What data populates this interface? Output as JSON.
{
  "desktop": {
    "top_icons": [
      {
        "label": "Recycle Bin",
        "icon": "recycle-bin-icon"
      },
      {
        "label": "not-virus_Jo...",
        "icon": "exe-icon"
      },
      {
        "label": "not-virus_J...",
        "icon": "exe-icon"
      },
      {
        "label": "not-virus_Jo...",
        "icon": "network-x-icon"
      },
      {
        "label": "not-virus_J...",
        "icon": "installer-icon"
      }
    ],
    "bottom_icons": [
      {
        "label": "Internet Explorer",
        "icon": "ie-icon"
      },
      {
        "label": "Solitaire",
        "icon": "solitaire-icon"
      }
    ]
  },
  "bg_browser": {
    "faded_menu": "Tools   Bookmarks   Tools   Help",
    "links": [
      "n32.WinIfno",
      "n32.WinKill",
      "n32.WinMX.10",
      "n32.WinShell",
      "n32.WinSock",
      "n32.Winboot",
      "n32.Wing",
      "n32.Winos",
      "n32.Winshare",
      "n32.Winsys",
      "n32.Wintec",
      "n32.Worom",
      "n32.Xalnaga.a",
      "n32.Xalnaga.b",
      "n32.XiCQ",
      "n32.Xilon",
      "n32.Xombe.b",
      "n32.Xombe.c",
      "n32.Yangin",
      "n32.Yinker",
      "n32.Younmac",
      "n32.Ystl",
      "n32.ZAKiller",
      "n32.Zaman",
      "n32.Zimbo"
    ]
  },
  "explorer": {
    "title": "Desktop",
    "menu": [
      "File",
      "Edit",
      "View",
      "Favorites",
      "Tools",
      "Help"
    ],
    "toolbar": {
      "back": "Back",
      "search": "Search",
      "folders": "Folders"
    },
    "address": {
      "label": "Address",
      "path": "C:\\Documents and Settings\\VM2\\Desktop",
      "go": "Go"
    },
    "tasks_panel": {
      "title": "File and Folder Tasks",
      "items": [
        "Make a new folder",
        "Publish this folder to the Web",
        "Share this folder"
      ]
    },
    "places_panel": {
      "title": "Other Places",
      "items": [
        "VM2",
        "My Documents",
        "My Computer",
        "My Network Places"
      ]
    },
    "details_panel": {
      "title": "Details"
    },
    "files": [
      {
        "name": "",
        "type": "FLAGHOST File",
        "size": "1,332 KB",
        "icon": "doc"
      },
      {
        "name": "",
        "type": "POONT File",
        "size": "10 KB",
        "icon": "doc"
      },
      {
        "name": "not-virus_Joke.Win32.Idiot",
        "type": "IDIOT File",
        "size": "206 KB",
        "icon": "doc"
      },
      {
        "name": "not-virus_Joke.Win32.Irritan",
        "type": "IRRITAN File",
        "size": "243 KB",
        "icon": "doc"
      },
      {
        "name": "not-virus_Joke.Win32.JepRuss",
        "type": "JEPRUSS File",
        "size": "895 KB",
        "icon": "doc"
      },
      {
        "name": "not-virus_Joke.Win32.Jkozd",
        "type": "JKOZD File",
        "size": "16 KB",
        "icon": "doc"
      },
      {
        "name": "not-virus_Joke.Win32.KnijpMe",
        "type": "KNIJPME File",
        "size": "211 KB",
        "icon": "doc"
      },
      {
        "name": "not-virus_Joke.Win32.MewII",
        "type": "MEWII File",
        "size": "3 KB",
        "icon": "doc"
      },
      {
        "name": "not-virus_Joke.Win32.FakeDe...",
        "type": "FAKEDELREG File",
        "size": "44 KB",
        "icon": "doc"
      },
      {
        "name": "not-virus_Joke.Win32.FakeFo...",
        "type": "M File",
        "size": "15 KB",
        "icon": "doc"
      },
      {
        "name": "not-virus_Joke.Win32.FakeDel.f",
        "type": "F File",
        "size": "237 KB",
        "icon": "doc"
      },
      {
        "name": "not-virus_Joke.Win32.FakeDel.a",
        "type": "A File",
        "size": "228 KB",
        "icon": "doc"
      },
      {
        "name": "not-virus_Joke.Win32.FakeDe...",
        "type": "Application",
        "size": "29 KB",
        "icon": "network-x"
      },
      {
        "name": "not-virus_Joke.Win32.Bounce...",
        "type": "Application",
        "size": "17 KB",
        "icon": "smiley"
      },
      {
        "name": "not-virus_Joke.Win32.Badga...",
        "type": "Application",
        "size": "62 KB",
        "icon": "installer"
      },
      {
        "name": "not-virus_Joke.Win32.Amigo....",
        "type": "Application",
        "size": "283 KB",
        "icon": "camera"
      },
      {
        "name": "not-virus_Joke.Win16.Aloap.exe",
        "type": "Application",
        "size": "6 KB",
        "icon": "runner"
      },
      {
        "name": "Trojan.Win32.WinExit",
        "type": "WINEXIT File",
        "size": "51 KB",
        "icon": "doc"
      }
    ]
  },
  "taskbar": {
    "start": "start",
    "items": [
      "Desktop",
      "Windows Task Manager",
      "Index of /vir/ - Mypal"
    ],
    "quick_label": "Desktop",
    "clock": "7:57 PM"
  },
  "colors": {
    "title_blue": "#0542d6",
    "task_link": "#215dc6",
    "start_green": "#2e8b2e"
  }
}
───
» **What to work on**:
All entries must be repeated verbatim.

» **Output for this task**:
What data populates this interface? Output as JSON.
{
  "desktop": {
    "top_icons": [
      {
        "label": "Recycle Bin",
        "icon": "recycle-bin-icon"
      },
      {
        "label": "not-virus_Jo...",
        "icon": "exe-icon"
      },
      {
        "label": "not-virus_J...",
        "icon": "exe-icon"
      },
      {
        "label": "not-virus_Jo...",
        "icon": "network-x-icon"
      },
      {
        "label": "not-virus_J...",
        "icon": "installer-icon"
      }
    ],
    "bottom_icons": [
      {
        "label": "Internet Explorer",
        "icon": "ie-icon"
      },
      {
        "label": "Solitaire",
        "icon": "solitaire-icon"
      }
    ]
  },
  "bg_browser": {
    "faded_menu": "Tools   Bookmarks   Tools   Help",
    "links": [
      "n32.WinIfno",
      "n32.WinKill",
      "n32.WinMX.10",
      "n32.WinShell",
      "n32.WinSock",
      "n32.Winboot",
      "n32.Wing",
      "n32.Winos",
      "n32.Winshare",
      "n32.Winsys",
      "n32.Wintec",
      "n32.Worom",
      "n32.Xalnaga.a",
      "n32.Xalnaga.b",
      "n32.XiCQ",
      "n32.Xilon",
      "n32.Xombe.b",
      "n32.Xombe.c",
      "n32.Yangin",
      "n32.Yinker",
      "n32.Younmac",
      "n32.Ystl",
      "n32.ZAKiller",
      "n32.Zaman",
      "n32.Zimbo"
    ]
  },
  "explorer": {
    "title": "Desktop",
    "menu": [
      "File",
      "Edit",
      "View",
      "Favorites",
      "Tools",
      "Help"
    ],
    "toolbar": {
      "back": "Back",
      "search": "Search",
      "folders": "Folders"
    },
    "address": {
      "label": "Address",
      "path": "C:\\Documents and Settings\\VM2\\Desktop",
      "go": "Go"
    },
    "tasks_panel": {
      "title": "File and Folder Tasks",
      "items": [
        "Make a new folder",
        "Publish this folder to the Web",
        "Share this folder"
      ]
    },
    "places_panel": {
      "title": "Other Places",
      "items": [
        "VM2",
        "My Documents",
        "My Computer",
        "My Network Places"
      ]
    },
    "details_panel": {
      "title": "Details"
    },
    "files": [
      {
        "name": "",
        "type": "FLAGHOST File",
        "size": "1,332 KB",
        "icon": "doc"
      },
      {
        "name": "",
        "type": "POONT File",
        "size": "10 KB",
        "icon": "doc"
      },
      {
        "name": "not-virus_Joke.Win32.Idiot",
        "type": "IDIOT File",
        "size": "206 KB",
        "icon": "doc"
      },
      {
        "name": "not-virus_Joke.Win32.Irritan",
        "type": "IRRITAN File",
        "size": "243 KB",
        "icon": "doc"
      },
      {
        "name": "not-virus_Joke.Win32.JepRuss",
        "type": "JEPRUSS File",
        "size": "895 KB",
        "icon": "doc"
      },
      {
        "name": "not-virus_Joke.Win32.Jkozd",
        "type": "JKOZD File",
        "size": "16 KB",
        "icon": "doc"
      },
      {
        "name": "not-virus_Joke.Win32.KnijpMe",
        "type": "KNIJPME File",
        "size": "211 KB",
        "icon": "doc"
      },
      {
        "name": "not-virus_Joke.Win32.MewII",
        "type": "MEWII File",
        "size": "3 KB",
        "icon": "doc"
      },
      {
        "name": "not-virus_Joke.Win32.FakeDe...",
        "type": "FAKEDELREG File",
        "size": "44 KB",
        "icon": "doc"
      },
      {
        "name": "not-virus_Joke.Win32.FakeFo...",
        "type": "M File",
        "size": "15 KB",
        "icon": "doc"
      },
      {
        "name": "not-virus_Joke.Win32.FakeDel.f",
        "type": "F File",
        "size": "237 KB",
        "icon": "doc"
      },
      {
        "name": "not-virus_Joke.Win32.FakeDel.a",
        "type": "A File",
        "size": "228 KB",
        "icon": "doc"
      },
      {
        "name": "not-virus_Joke.Win32.FakeDe...",
        "type": "Application",
        "size": "29 KB",
        "icon": "network-x"
      },
      {
        "name": "not-virus_Joke.Win32.Bounce...",
        "type": "Application",
        "size": "17 KB",
        "icon": "smiley"
      },
      {
        "name": "not-virus_Joke.Win32.Badga...",
        "type": "Application",
        "size": "62 KB",
        "icon": "installer"
      },
      {
        "name": "not-virus_Joke.Win32.Amigo....",
        "type": "Application",
        "size": "283 KB",
        "icon": "camera"
      },
      {
        "name": "not-virus_Joke.Win16.Aloap.exe",
        "type": "Application",
        "size": "6 KB",
        "icon": "runner"
      },
      {
        "name": "Trojan.Win32.WinExit",
        "type": "WINEXIT File",
        "size": "51 KB",
        "icon": "doc"
      }
    ]
  },
  "taskbar": {
    "start": "start",
    "items": [
      "Desktop",
      "Windows Task Manager",
      "Index of /vir/ - Mypal"
    ],
    "quick_label": "Desktop",
    "clock": "7:57 PM"
  },
  "colors": {
    "title_blue": "#0542d6",
    "task_link": "#215dc6",
    "start_green": "#2e8b2e"
  }
}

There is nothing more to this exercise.